§ **REQUIREMENT**:
For each line below that contains the word "types", return that line.

§ **SOURCE INFORMATION**:
^^^^^^^^^^^^^^^^

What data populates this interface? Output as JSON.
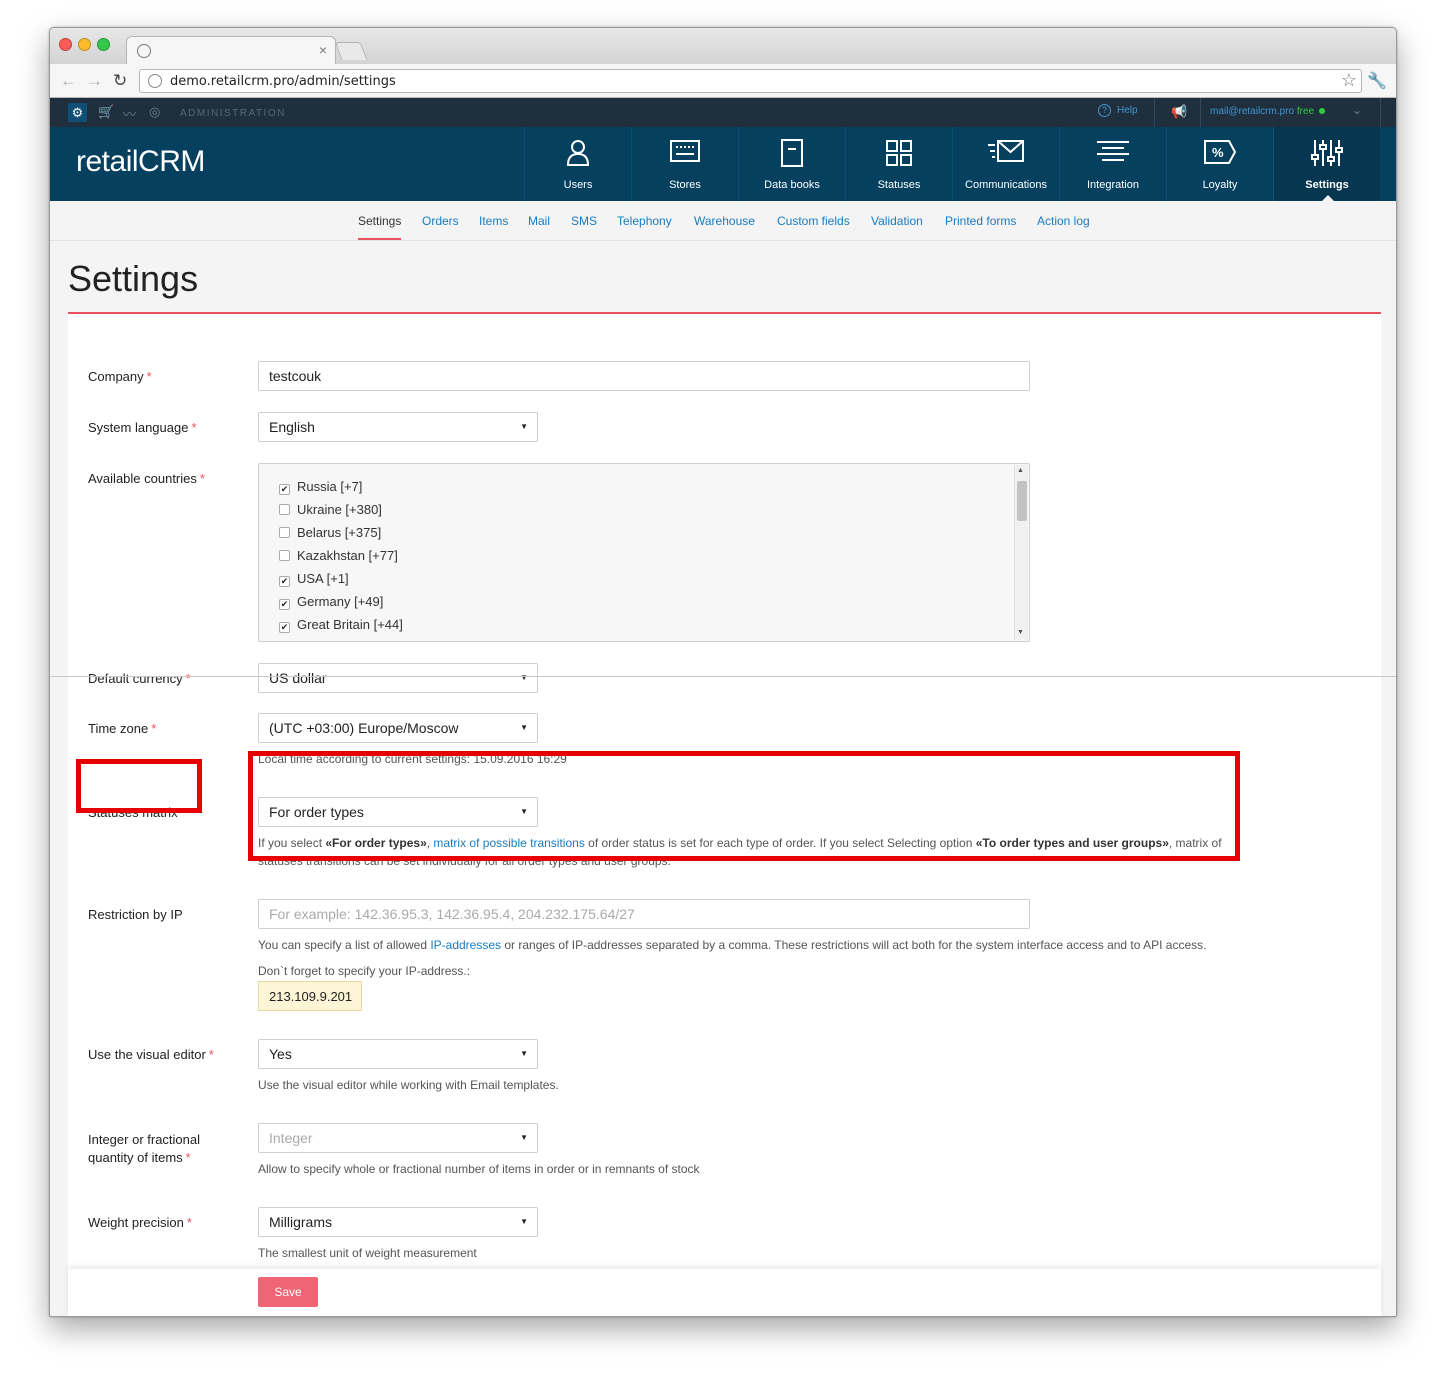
{
  "browser": {
    "url": "demo.retailcrm.pro/admin/settings"
  },
  "admin_bar": {
    "label": "ADMINISTRATION",
    "help": "Help",
    "user_email": "mail@retailcrm.pro",
    "plan": "free"
  },
  "brand": {
    "logo_text": "retailCRM"
  },
  "main_nav": [
    {
      "label": "Users",
      "icon": "user-icon"
    },
    {
      "label": "Stores",
      "icon": "store-icon"
    },
    {
      "label": "Data books",
      "icon": "book-icon"
    },
    {
      "label": "Statuses",
      "icon": "statuses-icon"
    },
    {
      "label": "Communications",
      "icon": "mail-icon"
    },
    {
      "label": "Integration",
      "icon": "integration-icon"
    },
    {
      "label": "Loyalty",
      "icon": "percent-icon"
    },
    {
      "label": "Settings",
      "icon": "sliders-icon",
      "active": true
    }
  ],
  "sub_nav": [
    "Settings",
    "Orders",
    "Items",
    "Mail",
    "SMS",
    "Telephony",
    "Warehouse",
    "Custom fields",
    "Validation",
    "Printed forms",
    "Action log"
  ],
  "page": {
    "title": "Settings"
  },
  "form": {
    "company": {
      "label": "Company",
      "value": "testcouk"
    },
    "system_language": {
      "label": "System language",
      "value": "English"
    },
    "available_countries": {
      "label": "Available countries",
      "options": [
        {
          "name": "Russia [+7]",
          "checked": true
        },
        {
          "name": "Ukraine [+380]",
          "checked": false
        },
        {
          "name": "Belarus [+375]",
          "checked": false
        },
        {
          "name": "Kazakhstan [+77]",
          "checked": false
        },
        {
          "name": "USA [+1]",
          "checked": true
        },
        {
          "name": "Germany [+49]",
          "checked": true
        },
        {
          "name": "Great Britain [+44]",
          "checked": true
        }
      ]
    },
    "default_currency": {
      "label": "Default currency",
      "value": "US dollar"
    },
    "time_zone": {
      "label": "Time zone",
      "value": "(UTC +03:00) Europe/Moscow",
      "hint": "Local time according to current settings: 15.09.2016 16:29"
    },
    "statuses_matrix": {
      "label": "Statuses matrix",
      "value": "For order types",
      "hint_1": "If you select ",
      "hint_2": "«For order types»",
      "hint_3": ", ",
      "hint_link": "matrix of possible transitions",
      "hint_4": " of order status is set for each type of order. If you select Selecting option ",
      "hint_5": "«To order types and user groups»",
      "hint_6": ", matrix of statuses transitions can be set individually for all order types and user groups."
    },
    "restriction_ip": {
      "label": "Restriction by IP",
      "placeholder": "For example: 142.36.95.3, 142.36.95.4, 204.232.175.64/27",
      "hint_1": "You can specify a list of allowed ",
      "hint_link": "IP-addresses",
      "hint_2": " or ranges of IP-addresses separated by a comma. These restrictions will act both for the system interface access and to API access.",
      "reminder": "Don`t forget to specify your IP-address.:",
      "current_ip": "213.109.9.201"
    },
    "visual_editor": {
      "label": "Use the visual editor",
      "value": "Yes",
      "hint": "Use the visual editor while working with Email templates."
    },
    "quantity_type": {
      "label_1": "Integer or fractional",
      "label_2": "quantity of items",
      "value": "Integer",
      "hint": "Allow to specify whole or fractional number of items in order or in remnants of stock"
    },
    "weight_precision": {
      "label": "Weight precision",
      "value": "Milligrams",
      "hint": "The smallest unit of weight measurement"
    },
    "required_mark": "*",
    "save_label": "Save"
  },
  "colors": {
    "nav_bg": "#05405f",
    "admin_bar_bg": "#1f2f3e",
    "accent_red": "#e8525f",
    "link_blue": "#1a7bbf",
    "highlight": "#e60000"
  }
}
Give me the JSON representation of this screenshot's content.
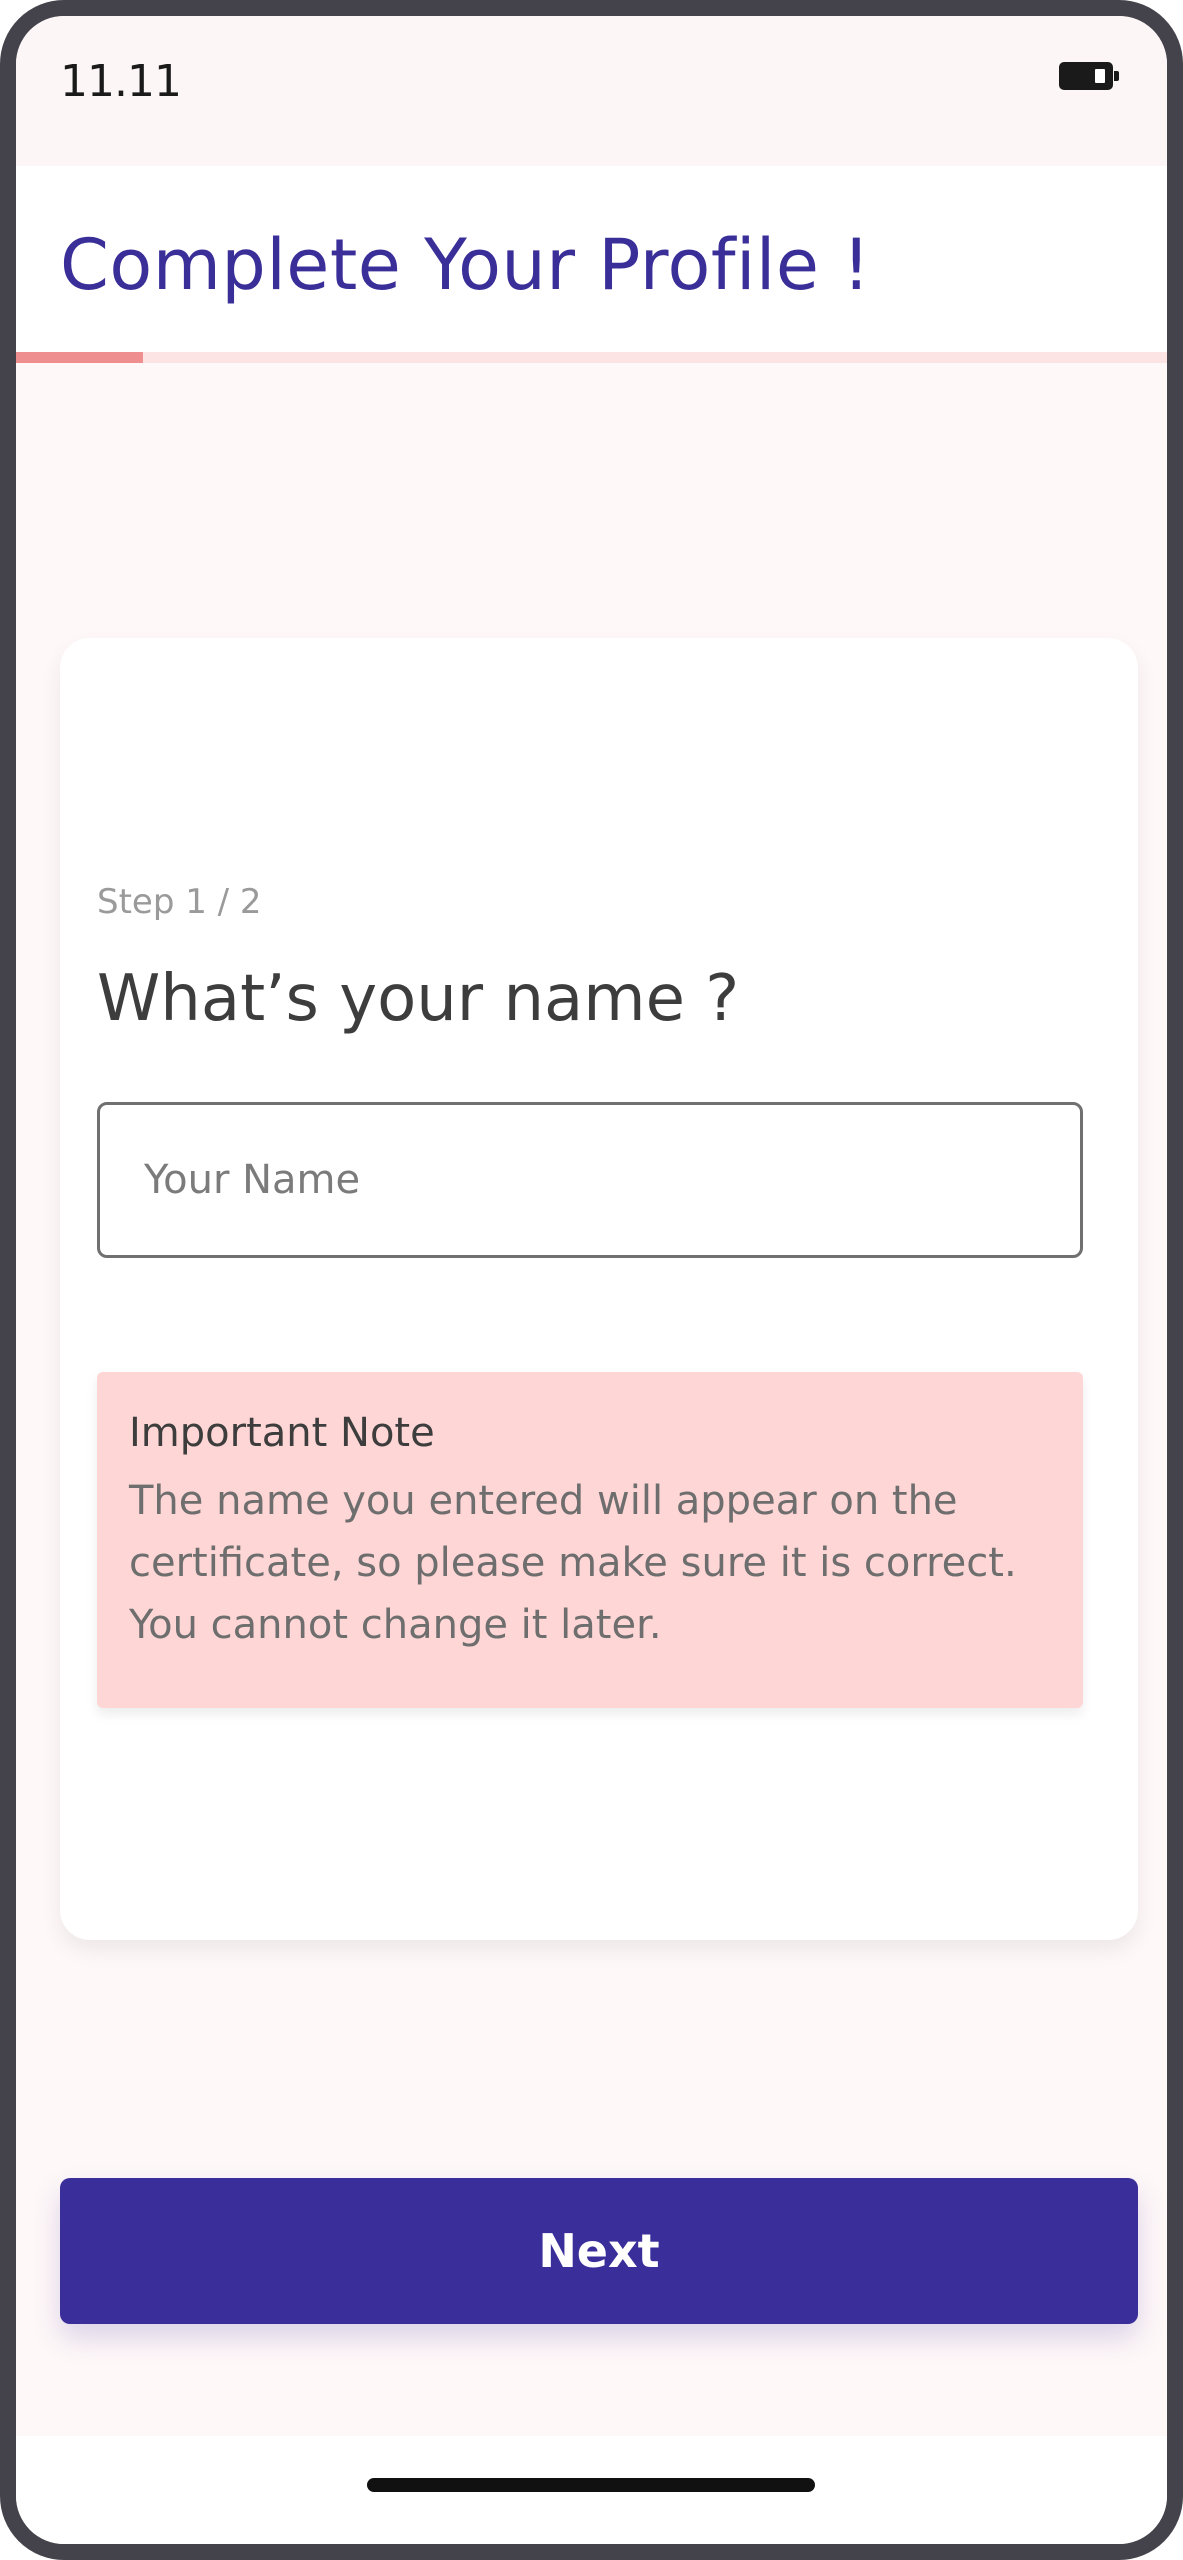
{
  "status_bar": {
    "time": "11.11",
    "battery_icon": "battery-low-icon",
    "battery_level": 0.25
  },
  "header": {
    "title": "Complete Your Profile !"
  },
  "progress": {
    "fraction": 0.11,
    "track_color": "#fde4e4",
    "fill_color": "#ef8e8e"
  },
  "form": {
    "step_label": "Step 1 / 2",
    "question": "What’s your name ?",
    "name_value": "",
    "name_placeholder": "Your Name"
  },
  "note": {
    "title": "Important Note",
    "body": "The name you entered will appear on the certificate, so please make sure it is correct. You cannot change it later."
  },
  "actions": {
    "next_label": "Next"
  },
  "colors": {
    "brand": "#392e9a",
    "title": "#3a2f98",
    "note_background": "#ffd6d6",
    "page_background": "#fff8f8"
  }
}
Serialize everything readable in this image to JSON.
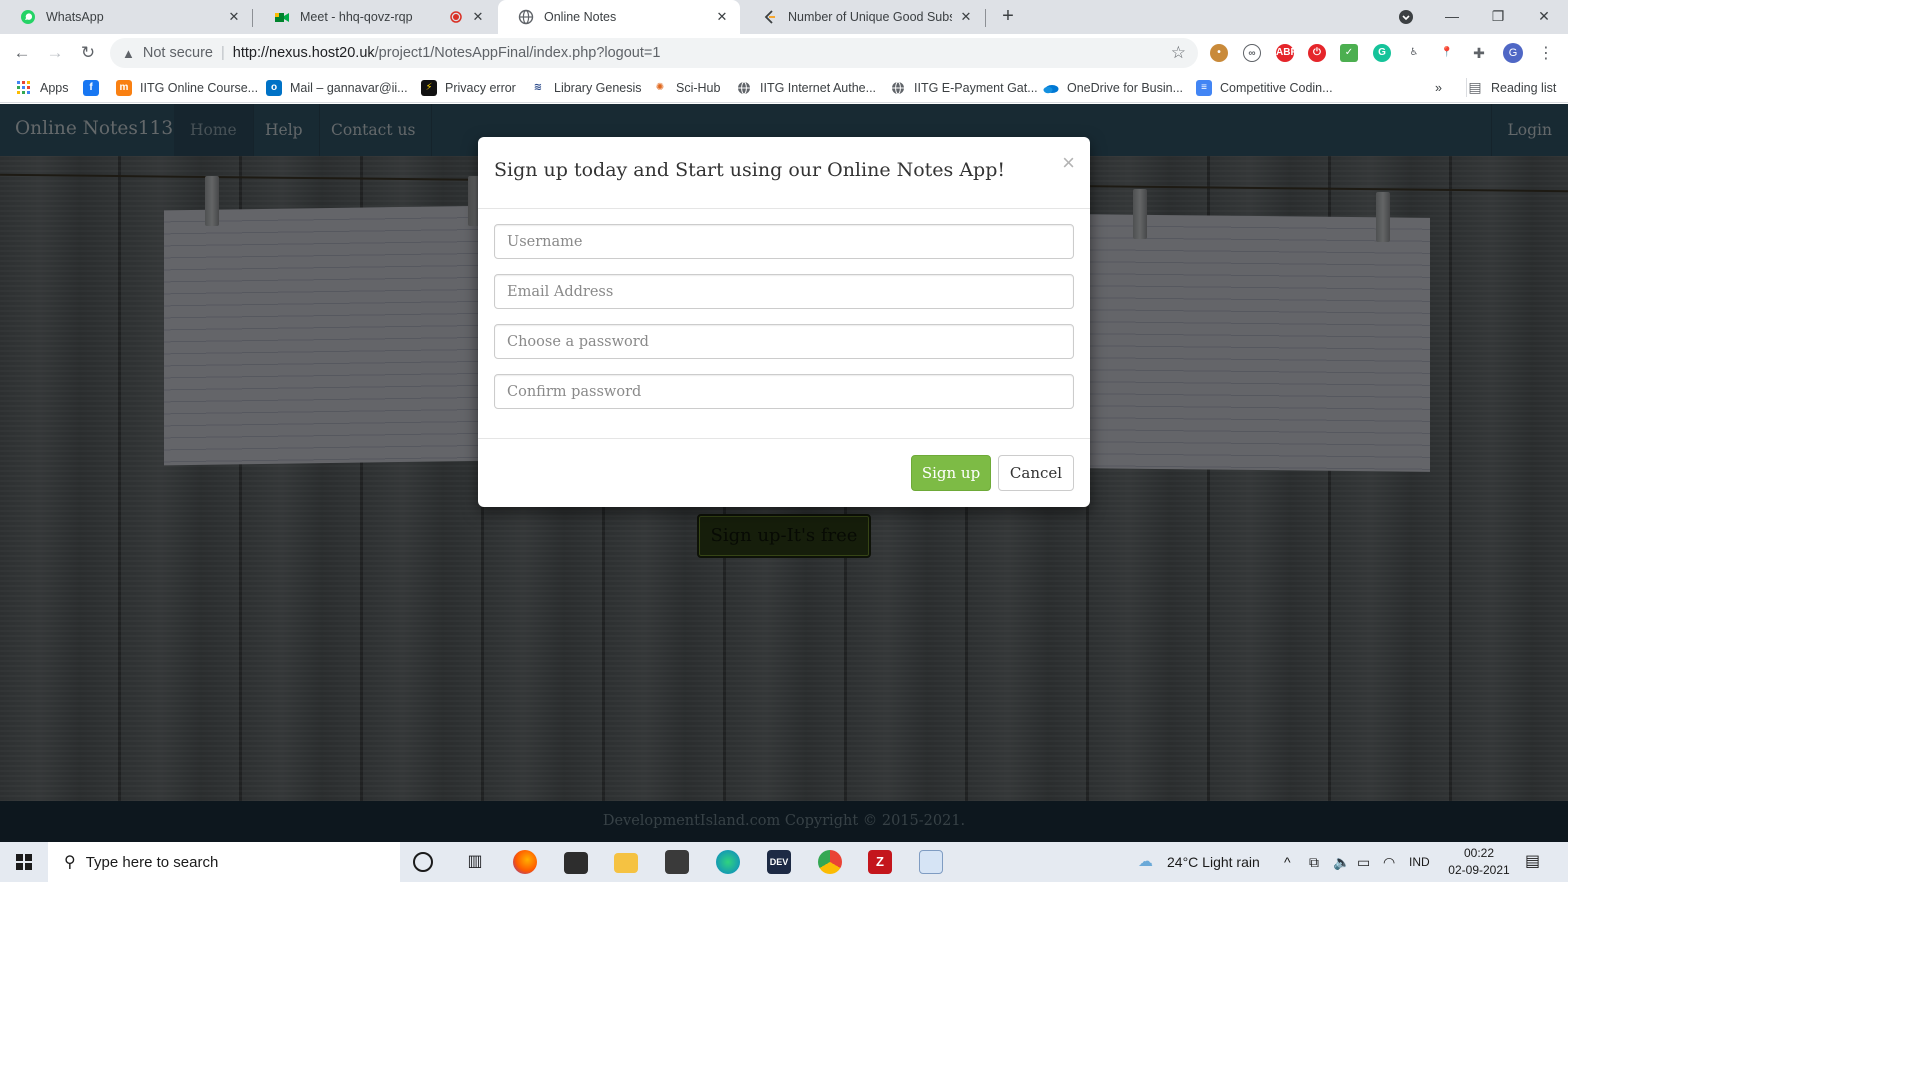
{
  "browser": {
    "tabs": [
      {
        "title": "WhatsApp",
        "icon": "whatsapp-icon"
      },
      {
        "title": "Meet - hhq-qovz-rqp",
        "icon": "google-meet-icon",
        "recording": true
      },
      {
        "title": "Online Notes",
        "icon": "globe-icon",
        "active": true
      },
      {
        "title": "Number of Unique Good Subseq",
        "icon": "leetcode-icon"
      }
    ],
    "address": {
      "security": "Not secure",
      "url_host": "http://nexus.host20.uk",
      "url_rest": "/project1/NotesAppFinal/index.php?logout=1"
    },
    "bookmarks": [
      {
        "label": "Apps",
        "icon": "apps-grid-icon"
      },
      {
        "label": "",
        "icon": "facebook-icon"
      },
      {
        "label": "IITG Online Course...",
        "icon": "moodle-icon"
      },
      {
        "label": "Mail – gannavar@ii...",
        "icon": "outlook-icon"
      },
      {
        "label": "Privacy error",
        "icon": "privacy-error-icon"
      },
      {
        "label": "Library Genesis",
        "icon": "libgen-icon"
      },
      {
        "label": "Sci-Hub",
        "icon": "scihub-icon"
      },
      {
        "label": "IITG Internet Authe...",
        "icon": "globe-icon"
      },
      {
        "label": "IITG E-Payment Gat...",
        "icon": "globe-icon"
      },
      {
        "label": "OneDrive for Busin...",
        "icon": "onedrive-icon"
      },
      {
        "label": "Competitive Codin...",
        "icon": "docs-icon"
      }
    ],
    "bookmarks_overflow": "»",
    "reading_list": "Reading list",
    "profile_initial": "G"
  },
  "site": {
    "brand": "Online Notes113",
    "nav": [
      "Home",
      "Help",
      "Contact us"
    ],
    "login": "Login",
    "hero_button": "Sign up-It's free",
    "footer": "DevelopmentIsland.com Copyright © 2015-2021."
  },
  "modal": {
    "title": "Sign up today and Start using our Online Notes App!",
    "close": "×",
    "fields": {
      "username": "Username",
      "email": "Email Address",
      "password": "Choose a password",
      "confirm": "Confirm password"
    },
    "signup_label": "Sign up",
    "cancel_label": "Cancel"
  },
  "taskbar": {
    "search_placeholder": "Type here to search",
    "weather": "24°C  Light rain",
    "lang": "IND",
    "time": "00:22",
    "date": "02-09-2021"
  },
  "colors": {
    "site_nav": "#315467",
    "signup_green": "#7dbb45",
    "footer": "#1a2f3c"
  }
}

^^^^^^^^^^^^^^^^

§ **WRITTEN ANSWER**:
      "value": "For order types",
      "hint_2": "«For order types»",
      "hint_5": "«To order types and user groups»",
      "hint_6": ", matrix of statuses transitions can be set individually for all order types and user groups."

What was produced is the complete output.